I distributed the “What a piece of work is a man” monologue from “Hamlet.” After reading over it silently, we went around the circle, each person reading from punctuation to punctuation. We discussed what was going on in the monologue in general, and then broke it down phrase by phrase.
Everyone got up individually to read the monologue. Participants in the audience gave good constructive criticism to whomever was reading, and each person improved the second time she did the monologue. The participants then insisted that I perform the monologue, and they then expressed that they wished they had seen me do it first, since it gave them a lot of good ideas. I told them that I hadn’t because I didn’t want them to copy me, but I may do it in the future since they wanted it so much. They promised that if I did they would not copy me, but would simply use the example to give them ideas.
We then did an exercise in which each participant walks across the stage and the audience analyzes the walk. We noted that each person’s walk was different, and we discussed what about the walk communicated whatever we interpreted, and why that is important onstage, as well as in life.
In closing, we discussed how the day had gone. The participants all agreed that they had enjoyed themselves. One said she already felt less nervous about public speaking, that she already trusts the group. Another said she felt liberated by performing the monologue, and all the others agreed. They decided that they want to continue next week with monologues and do scene work later.

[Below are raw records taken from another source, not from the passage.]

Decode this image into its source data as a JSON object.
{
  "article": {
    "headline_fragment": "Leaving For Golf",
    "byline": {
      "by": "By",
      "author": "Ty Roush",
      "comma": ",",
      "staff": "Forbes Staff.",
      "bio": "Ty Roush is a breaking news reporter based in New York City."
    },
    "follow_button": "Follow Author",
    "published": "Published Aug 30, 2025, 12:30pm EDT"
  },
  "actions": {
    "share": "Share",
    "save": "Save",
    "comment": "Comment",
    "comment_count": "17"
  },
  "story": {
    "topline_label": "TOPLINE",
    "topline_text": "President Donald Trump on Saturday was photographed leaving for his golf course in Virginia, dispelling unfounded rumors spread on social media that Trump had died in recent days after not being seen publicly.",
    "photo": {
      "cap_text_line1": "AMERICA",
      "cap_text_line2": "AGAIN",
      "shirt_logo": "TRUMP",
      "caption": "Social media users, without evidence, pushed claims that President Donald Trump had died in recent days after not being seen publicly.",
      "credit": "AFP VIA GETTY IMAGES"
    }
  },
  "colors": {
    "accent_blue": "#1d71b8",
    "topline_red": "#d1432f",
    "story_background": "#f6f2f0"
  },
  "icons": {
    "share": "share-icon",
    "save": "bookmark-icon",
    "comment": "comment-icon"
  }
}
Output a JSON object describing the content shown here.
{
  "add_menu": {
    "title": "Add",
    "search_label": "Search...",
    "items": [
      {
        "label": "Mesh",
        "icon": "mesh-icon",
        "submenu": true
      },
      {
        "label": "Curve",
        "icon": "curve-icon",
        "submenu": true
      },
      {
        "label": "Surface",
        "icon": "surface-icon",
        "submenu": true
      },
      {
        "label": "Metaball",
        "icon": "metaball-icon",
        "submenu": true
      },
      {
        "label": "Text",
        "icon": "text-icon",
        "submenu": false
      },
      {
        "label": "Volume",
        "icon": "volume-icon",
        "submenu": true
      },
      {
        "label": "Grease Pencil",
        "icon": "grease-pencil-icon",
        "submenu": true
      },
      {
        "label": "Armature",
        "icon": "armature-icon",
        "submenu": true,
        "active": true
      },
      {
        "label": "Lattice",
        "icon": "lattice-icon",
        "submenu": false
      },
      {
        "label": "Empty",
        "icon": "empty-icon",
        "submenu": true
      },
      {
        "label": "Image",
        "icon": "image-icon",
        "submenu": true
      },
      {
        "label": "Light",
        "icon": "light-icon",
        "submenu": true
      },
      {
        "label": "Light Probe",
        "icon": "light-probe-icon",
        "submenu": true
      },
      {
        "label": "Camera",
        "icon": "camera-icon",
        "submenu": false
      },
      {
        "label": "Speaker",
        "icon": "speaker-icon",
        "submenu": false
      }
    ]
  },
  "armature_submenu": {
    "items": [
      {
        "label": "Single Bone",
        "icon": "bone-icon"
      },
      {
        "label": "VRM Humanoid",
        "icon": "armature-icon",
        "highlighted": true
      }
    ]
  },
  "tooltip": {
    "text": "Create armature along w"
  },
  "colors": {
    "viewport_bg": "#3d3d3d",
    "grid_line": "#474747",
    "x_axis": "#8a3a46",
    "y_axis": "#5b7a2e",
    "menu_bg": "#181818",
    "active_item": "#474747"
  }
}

I am very encouraged by the discoveries everyone is already making - I am especially excited by the participant who declared that she no longer has stage fright after just two readings of the monologue. It was a very good start to the program.